Data to process Start Marker

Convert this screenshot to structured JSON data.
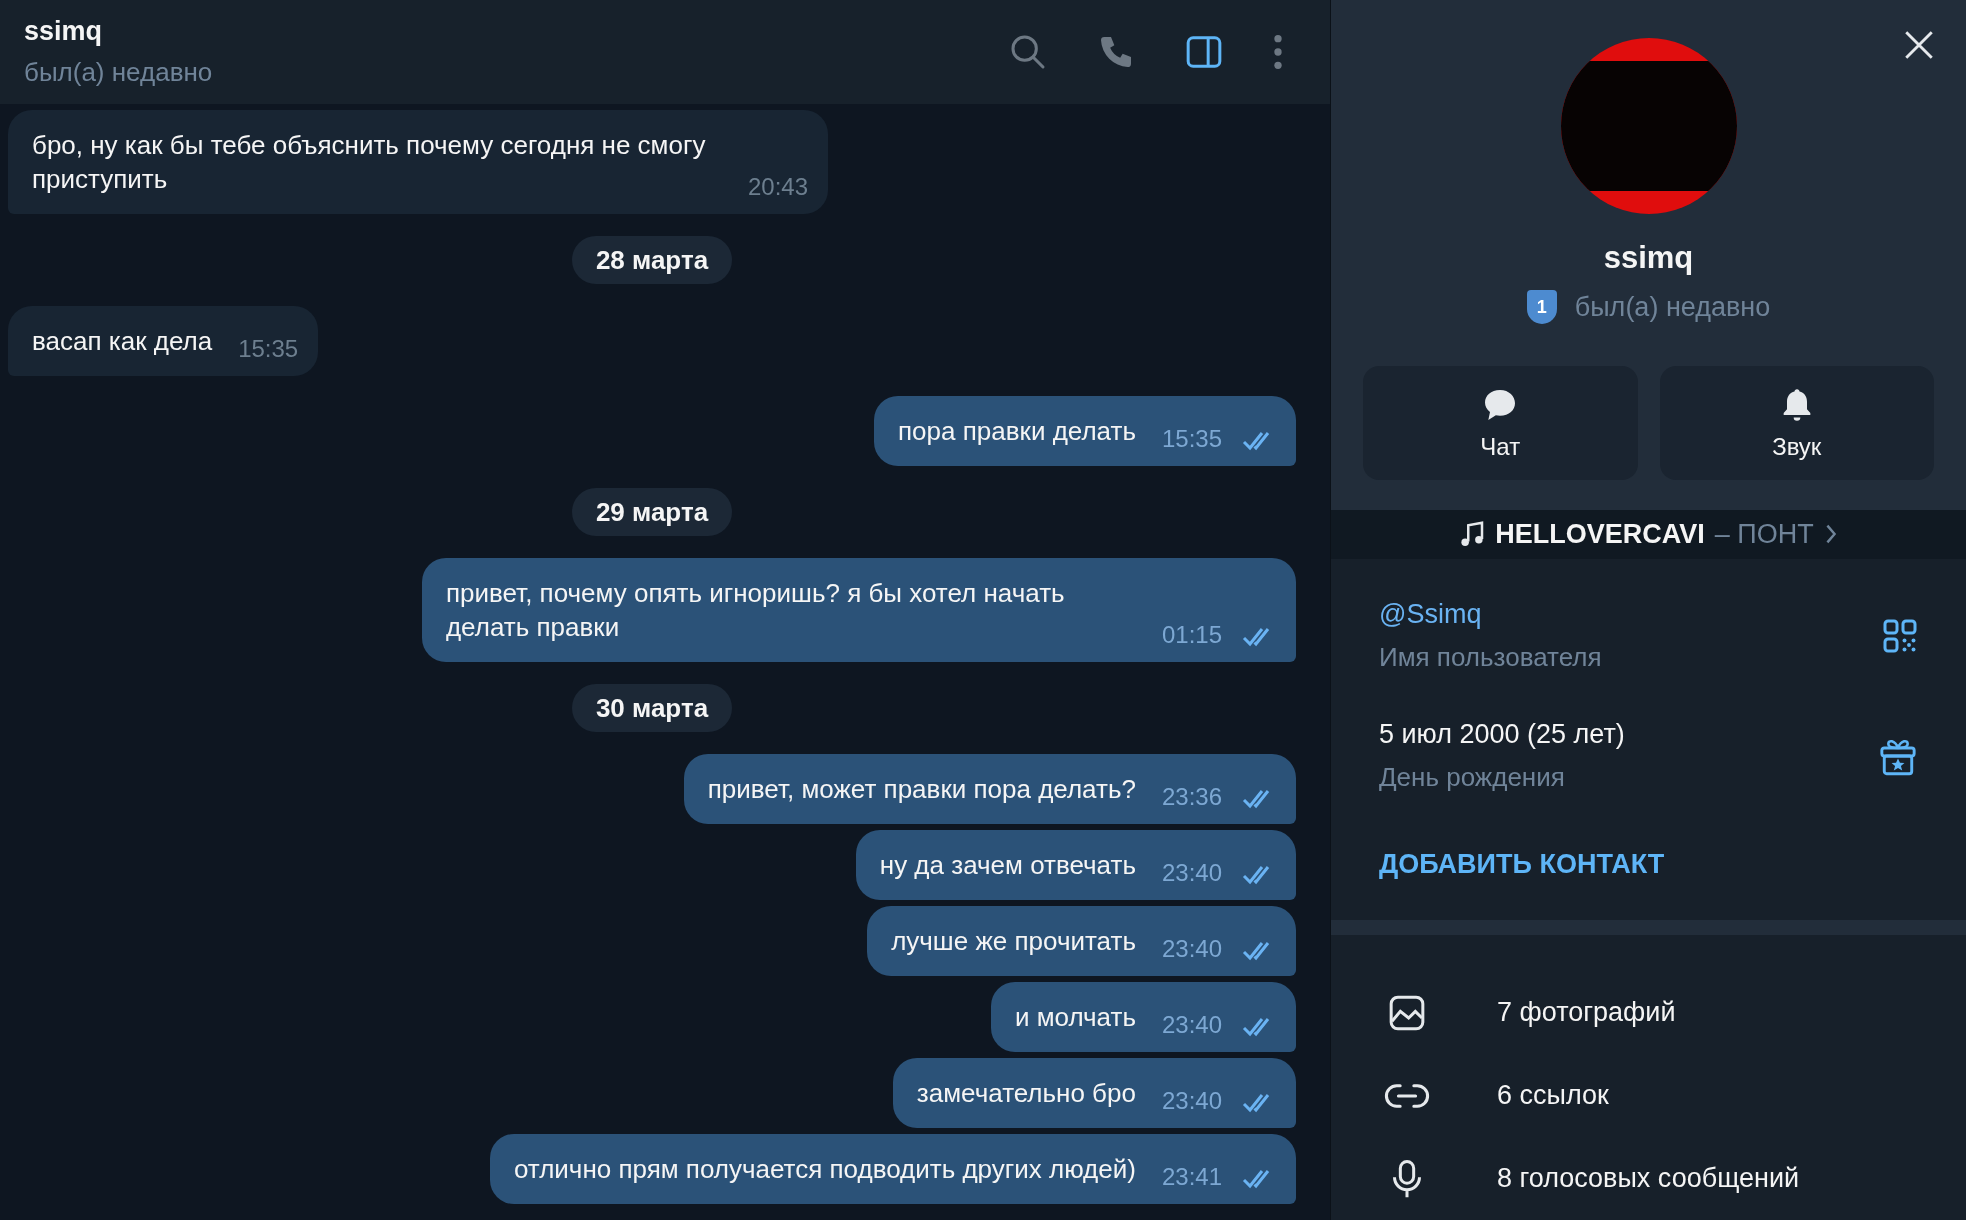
{
  "header": {
    "title": "ssimq",
    "status": "был(а) недавно",
    "panel_open": true
  },
  "messages": [
    {
      "kind": "incoming",
      "text": "бро, ну как бы тебе объяснить почему сегодня не смогу приступить",
      "time": "20:43"
    },
    {
      "kind": "date",
      "text": "28 марта"
    },
    {
      "kind": "incoming",
      "text": "васап как дела",
      "time": "15:35"
    },
    {
      "kind": "outgoing",
      "text": "пора правки делать",
      "time": "15:35",
      "read": true
    },
    {
      "kind": "date",
      "text": "29 марта"
    },
    {
      "kind": "outgoing",
      "text": "привет, почему опять игноришь? я бы хотел начать делать правки",
      "time": "01:15",
      "read": true
    },
    {
      "kind": "date",
      "text": "30 марта"
    },
    {
      "kind": "outgoing",
      "text": "привет, может правки пора делать?",
      "time": "23:36",
      "read": true
    },
    {
      "kind": "outgoing",
      "text": "ну да зачем отвечать",
      "time": "23:40",
      "read": true
    },
    {
      "kind": "outgoing",
      "text": "лучше же прочитать",
      "time": "23:40",
      "read": true
    },
    {
      "kind": "outgoing",
      "text": "и молчать",
      "time": "23:40",
      "read": true
    },
    {
      "kind": "outgoing",
      "text": "замечательно бро",
      "time": "23:40",
      "read": true
    },
    {
      "kind": "outgoing",
      "text": "отлично прям получается подводить других людей)",
      "time": "23:41",
      "read": true
    }
  ],
  "profile": {
    "name": "ssimq",
    "badge": "1",
    "status": "был(а) недавно",
    "actions": [
      {
        "kind": "chat",
        "label": "Чат"
      },
      {
        "kind": "sound",
        "label": "Звук"
      }
    ],
    "music": {
      "artist": "HELLOVERCAVI",
      "title": "– ПОНТ"
    },
    "info": [
      {
        "kind": "username",
        "value": "@Ssimq",
        "label": "Имя пользователя"
      },
      {
        "kind": "birthday",
        "value": "5 июл 2000 (25 лет)",
        "label": "День рождения"
      }
    ],
    "add_contact": "ДОБАВИТЬ КОНТАКТ",
    "media": [
      {
        "kind": "photos",
        "text": "7 фотографий"
      },
      {
        "kind": "links",
        "text": "6 ссылок"
      },
      {
        "kind": "voice",
        "text": "8 голосовых сообщений"
      }
    ]
  }
}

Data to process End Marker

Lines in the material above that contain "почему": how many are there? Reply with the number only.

◆ Response below
2